Javier Torres-Torronteras, Raquel Cabrera-Pérez, Ferran Vila-Julià, Carlo Viscomi, Yolanda Cámara, Michio Hirano, Massimo Zeviani, Ramon Martí

    Research output: Contribution to journalArticleResearchpeer-review

    12 Citations (Scopus)

    Abstract

    © Copyright 2018, Mary Ann Liebert, Inc. 2018. Mitochondrial neurogastrointestinal encephalomyopathy (MNGIE) is caused by mutations in TYMP, the gene encoding the enzyme thymidine phosphorylase (TP). TP dysfunction results in systemic accumulation of the noxious TP substrates thymidine and deoxyuridine. Gene therapy using either a lentiviral vector or adeno-associated vector (AAV) has proven to be a feasible strategy, as both vectors restore biochemical homeostasis in a murine model of the disease. This study shows that the effect of an AAV containing the TYMP coding sequence transcriptionally targeted to the liver persists long term in mice. Although the vector copy number was diluted and AAV-mediated liver TP activity eventually reduced or lost after 21 months at the lowest vector doses, the effect was sustained (with a negligible decrease in TP activity) and fully effective on nucleoside homeostasis for at least 21 months at a dose of 2 × 10 12 vg/kg. Macroscopic visual inspection of the animals' organs at completion of the study showed no adverse effects associated with the treatment. These results further support the feasibility of gene therapy for MNGIE.
    Original languageEnglish
    Pages (from-to)708-718
    JournalHuman Gene Therapy
    Volume29
    Issue number6
    DOIs
    Publication statusPublished - 1 Jun 2018

    Keywords

    • AAV, liver/metabolic, MNGIE, thymidine phosphorylase, mitochondria
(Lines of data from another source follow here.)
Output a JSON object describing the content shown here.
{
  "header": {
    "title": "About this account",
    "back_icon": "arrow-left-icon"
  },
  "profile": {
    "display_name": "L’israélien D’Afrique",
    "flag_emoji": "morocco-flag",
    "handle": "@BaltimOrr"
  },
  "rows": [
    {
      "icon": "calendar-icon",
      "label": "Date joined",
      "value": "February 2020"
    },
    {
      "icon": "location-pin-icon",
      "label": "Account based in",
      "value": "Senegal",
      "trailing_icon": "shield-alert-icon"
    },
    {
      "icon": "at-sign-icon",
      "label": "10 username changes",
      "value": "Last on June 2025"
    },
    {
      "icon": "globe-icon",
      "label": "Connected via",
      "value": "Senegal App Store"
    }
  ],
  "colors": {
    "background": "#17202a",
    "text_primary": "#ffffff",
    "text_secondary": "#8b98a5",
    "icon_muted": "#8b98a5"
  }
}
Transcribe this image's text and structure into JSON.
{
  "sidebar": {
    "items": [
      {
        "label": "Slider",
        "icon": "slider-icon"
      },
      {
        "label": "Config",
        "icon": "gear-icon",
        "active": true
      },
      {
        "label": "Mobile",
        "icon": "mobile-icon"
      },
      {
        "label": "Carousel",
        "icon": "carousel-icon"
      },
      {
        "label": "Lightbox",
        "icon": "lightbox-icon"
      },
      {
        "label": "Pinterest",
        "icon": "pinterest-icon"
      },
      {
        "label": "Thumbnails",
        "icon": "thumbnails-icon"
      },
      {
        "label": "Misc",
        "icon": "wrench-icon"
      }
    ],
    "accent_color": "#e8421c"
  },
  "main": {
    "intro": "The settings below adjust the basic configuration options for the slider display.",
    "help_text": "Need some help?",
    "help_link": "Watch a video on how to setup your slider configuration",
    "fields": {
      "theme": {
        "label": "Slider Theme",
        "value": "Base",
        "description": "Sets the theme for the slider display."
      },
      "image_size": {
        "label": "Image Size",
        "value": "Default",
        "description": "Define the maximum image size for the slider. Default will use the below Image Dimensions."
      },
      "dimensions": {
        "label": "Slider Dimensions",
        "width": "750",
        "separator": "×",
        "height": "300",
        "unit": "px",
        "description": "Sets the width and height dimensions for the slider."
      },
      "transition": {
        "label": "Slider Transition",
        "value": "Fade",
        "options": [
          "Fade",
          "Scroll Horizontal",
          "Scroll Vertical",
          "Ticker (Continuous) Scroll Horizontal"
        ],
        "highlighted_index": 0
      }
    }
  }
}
    Fingerprint Dive into the research topics of 'Long-Term Sustained Effect of Liver-Targeted Adeno-Associated Virus Gene Therapy for Mitochondrial Neurogastrointestinal Encephalomyopathy'. Together they form a unique fingerprint.

    Cite this